> [Aim of the task] Return every line of the records below verbatim, with no pictures in the copy.

> [Provided data]
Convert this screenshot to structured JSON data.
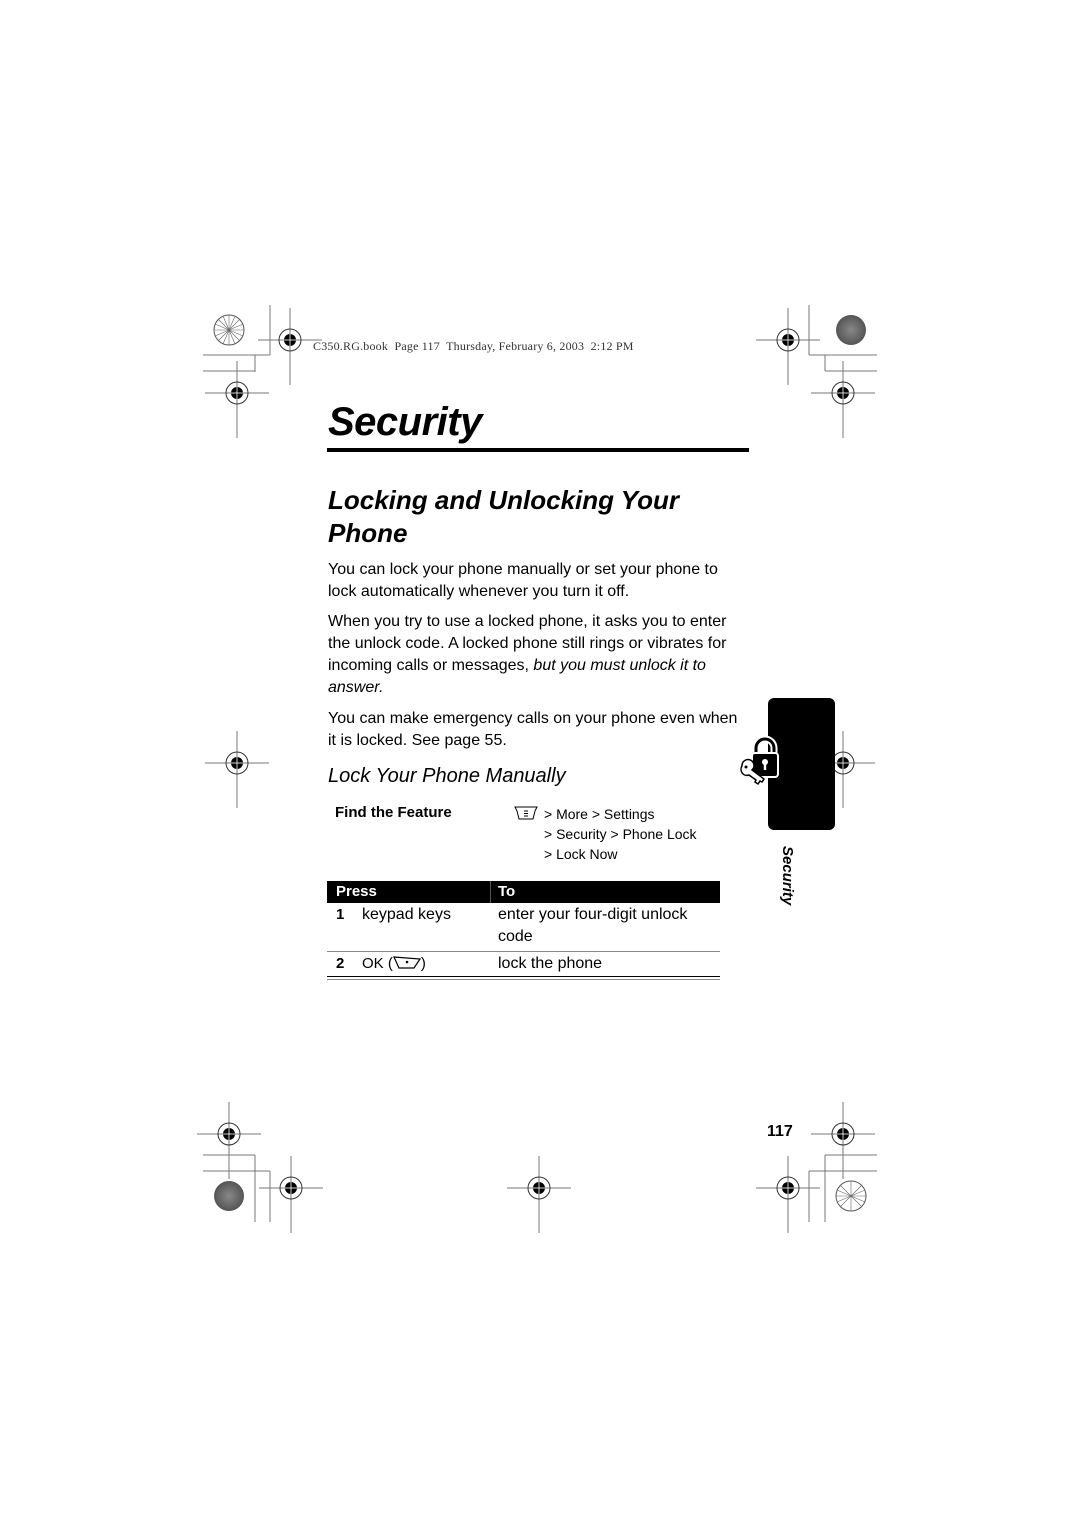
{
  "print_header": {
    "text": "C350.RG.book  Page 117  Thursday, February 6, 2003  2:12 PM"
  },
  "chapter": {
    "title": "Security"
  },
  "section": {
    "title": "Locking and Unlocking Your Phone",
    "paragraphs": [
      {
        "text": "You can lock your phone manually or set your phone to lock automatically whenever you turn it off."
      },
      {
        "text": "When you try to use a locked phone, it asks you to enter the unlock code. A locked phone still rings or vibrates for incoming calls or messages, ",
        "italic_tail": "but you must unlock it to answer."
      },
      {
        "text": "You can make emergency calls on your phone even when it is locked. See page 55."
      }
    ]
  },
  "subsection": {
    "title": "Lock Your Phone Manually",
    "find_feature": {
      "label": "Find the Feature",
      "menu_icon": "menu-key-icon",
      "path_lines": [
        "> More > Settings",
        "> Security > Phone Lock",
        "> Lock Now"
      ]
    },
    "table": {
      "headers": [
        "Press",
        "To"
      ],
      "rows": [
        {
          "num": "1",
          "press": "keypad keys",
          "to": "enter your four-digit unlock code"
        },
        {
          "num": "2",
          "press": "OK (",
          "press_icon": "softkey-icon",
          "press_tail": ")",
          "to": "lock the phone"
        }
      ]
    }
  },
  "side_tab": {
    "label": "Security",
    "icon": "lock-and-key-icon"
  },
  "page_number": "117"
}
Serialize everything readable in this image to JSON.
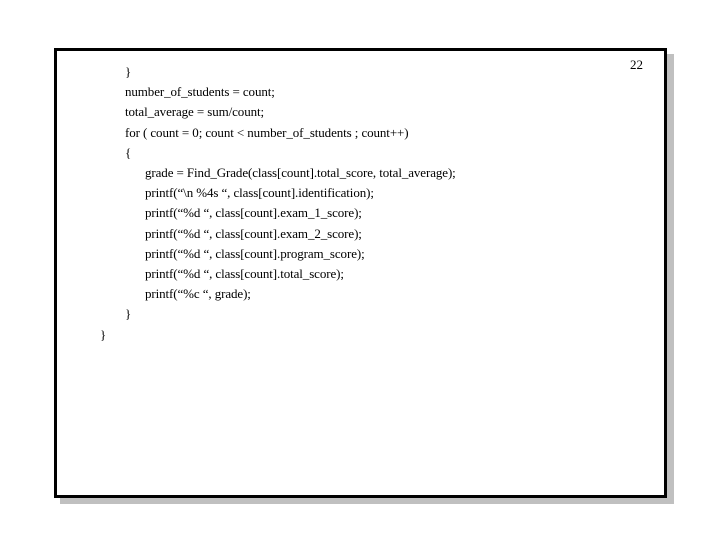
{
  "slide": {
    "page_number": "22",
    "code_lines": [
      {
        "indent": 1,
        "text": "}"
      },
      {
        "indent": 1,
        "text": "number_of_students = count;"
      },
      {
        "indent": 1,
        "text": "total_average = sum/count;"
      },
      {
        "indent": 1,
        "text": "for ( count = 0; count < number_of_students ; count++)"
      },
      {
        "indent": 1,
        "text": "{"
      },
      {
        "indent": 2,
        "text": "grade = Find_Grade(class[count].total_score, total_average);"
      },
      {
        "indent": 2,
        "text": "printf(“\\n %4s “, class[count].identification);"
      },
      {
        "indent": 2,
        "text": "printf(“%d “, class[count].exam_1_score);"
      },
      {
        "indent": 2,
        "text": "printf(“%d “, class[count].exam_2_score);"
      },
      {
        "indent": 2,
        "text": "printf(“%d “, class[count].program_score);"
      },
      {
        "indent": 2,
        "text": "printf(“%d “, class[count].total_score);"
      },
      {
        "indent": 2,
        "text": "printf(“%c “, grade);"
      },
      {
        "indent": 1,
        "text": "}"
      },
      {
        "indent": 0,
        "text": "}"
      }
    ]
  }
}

> [Answer for this exercise]
Convert this screenshot to structured JSON data.
{
  "print_header": {
    "text": "C350.RG.book  Page 117  Thursday, February 6, 2003  2:12 PM"
  },
  "chapter": {
    "title": "Security"
  },
  "section": {
    "title": "Locking and Unlocking Your Phone",
    "paragraphs": [
      {
        "text": "You can lock your phone manually or set your phone to lock automatically whenever you turn it off."
      },
      {
        "text": "When you try to use a locked phone, it asks you to enter the unlock code. A locked phone still rings or vibrates for incoming calls or messages, ",
        "italic_tail": "but you must unlock it to answer."
      },
      {
        "text": "You can make emergency calls on your phone even when it is locked. See page 55."
      }
    ]
  },
  "subsection": {
    "title": "Lock Your Phone Manually",
    "find_feature": {
      "label": "Find the Feature",
      "menu_icon": "menu-key-icon",
      "path_lines": [
        "> More > Settings",
        "> Security > Phone Lock",
        "> Lock Now"
      ]
    },
    "table": {
      "headers": [
        "Press",
        "To"
      ],
      "rows": [
        {
          "num": "1",
          "press": "keypad keys",
          "to": "enter your four-digit unlock code"
        },
        {
          "num": "2",
          "press": "OK (",
          "press_icon": "softkey-icon",
          "press_tail": ")",
          "to": "lock the phone"
        }
      ]
    }
  },
  "side_tab": {
    "label": "Security",
    "icon": "lock-and-key-icon"
  },
  "page_number": "117"
}
Serialize everything readable in this image to JSON.
{
  "slide": {
    "page_number": "22",
    "code_lines": [
      {
        "indent": 1,
        "text": "}"
      },
      {
        "indent": 1,
        "text": "number_of_students = count;"
      },
      {
        "indent": 1,
        "text": "total_average = sum/count;"
      },
      {
        "indent": 1,
        "text": "for ( count = 0; count < number_of_students ; count++)"
      },
      {
        "indent": 1,
        "text": "{"
      },
      {
        "indent": 2,
        "text": "grade = Find_Grade(class[count].total_score, total_average);"
      },
      {
        "indent": 2,
        "text": "printf(“\\n %4s “, class[count].identification);"
      },
      {
        "indent": 2,
        "text": "printf(“%d “, class[count].exam_1_score);"
      },
      {
        "indent": 2,
        "text": "printf(“%d “, class[count].exam_2_score);"
      },
      {
        "indent": 2,
        "text": "printf(“%d “, class[count].program_score);"
      },
      {
        "indent": 2,
        "text": "printf(“%d “, class[count].total_score);"
      },
      {
        "indent": 2,
        "text": "printf(“%c “, grade);"
      },
      {
        "indent": 1,
        "text": "}"
      },
      {
        "indent": 0,
        "text": "}"
      }
    ]
  }
}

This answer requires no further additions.